  • Cui, Y and R. J. Wootton (1988): Bioenergetics of growth of a cyprinid Phoxinus phoxinus : the effect of ration, temperature, and body size on food consumption, faecal and nitrogen excretion. J. Fish. Biol, 33: 431-443.
  • Elliott, J.M. and L. Persson (1978): The estimation of daily rate of food consumption for fish. J. Anim. Ecol. 47,977.
  • Fischer, Z (1983): The elements of energy balance in grass carp (Ctenophayngodon idella) part-IV, consumption rate of grass carp fed on different types of food.
  • Kerr, S.R. (1982): Estimating the energy budgets of actively predatory fish. Can. J.Fish Aqual. Sci, 39-371.
  • Kleiber, M. (1961): The fire of life - An Introduction to animal Energetics. Wiley, Newyork
  • Prabhakar, A. K. (1997): Studies on energy budget in a siluroid fish, Heteropneustes fossilis (Bloch), Ph.D thesis, Magadh University, Bodh Gaya.
  • Ray, A. K and B. C. Patra (1987): Method for collecting fish faeces for studying the digestibility of feeds J. Inland. Fish Soc. India. 19 (I) 71-73.
  • Sengupta, A. and Amitta Moitra (1996): Energy Budget in relation to various dietary conditions in snake headed murrel, Channa punctatus: Proc. 83rd ISCA: ABS No. 95: pp. 56.
  • Staples, D.J. and M. Nomura (1976): Influence of body size and food ration on the energy budget of rainbow trout, Salmo gairdneri (Rechardson). J. Fish Biol. 9, 29.
  • Von Bertalanfly, L. (1957): Quantitative law in Metabolism. Quartz. Rev. biol. 32: 217-231
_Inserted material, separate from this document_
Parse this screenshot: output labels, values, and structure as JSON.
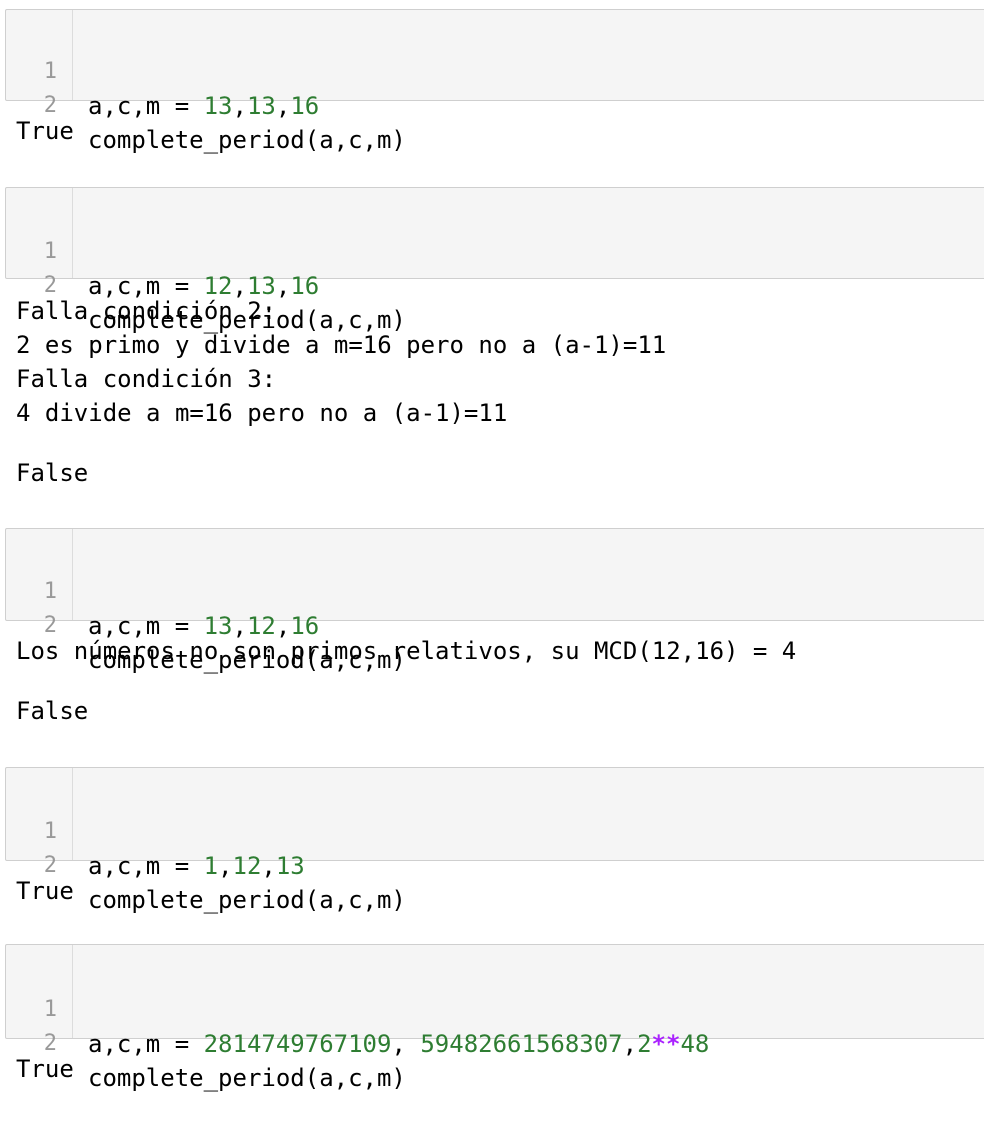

  • Warren, C.E. and G.E. Davies (1967): Laboratory studies on the feeding bioenergetics and growth of fish. In: Gerking, S.D. (eds). The biological basis for freshwater Fish Production. pp. 175–214. Oxford, Blackwell.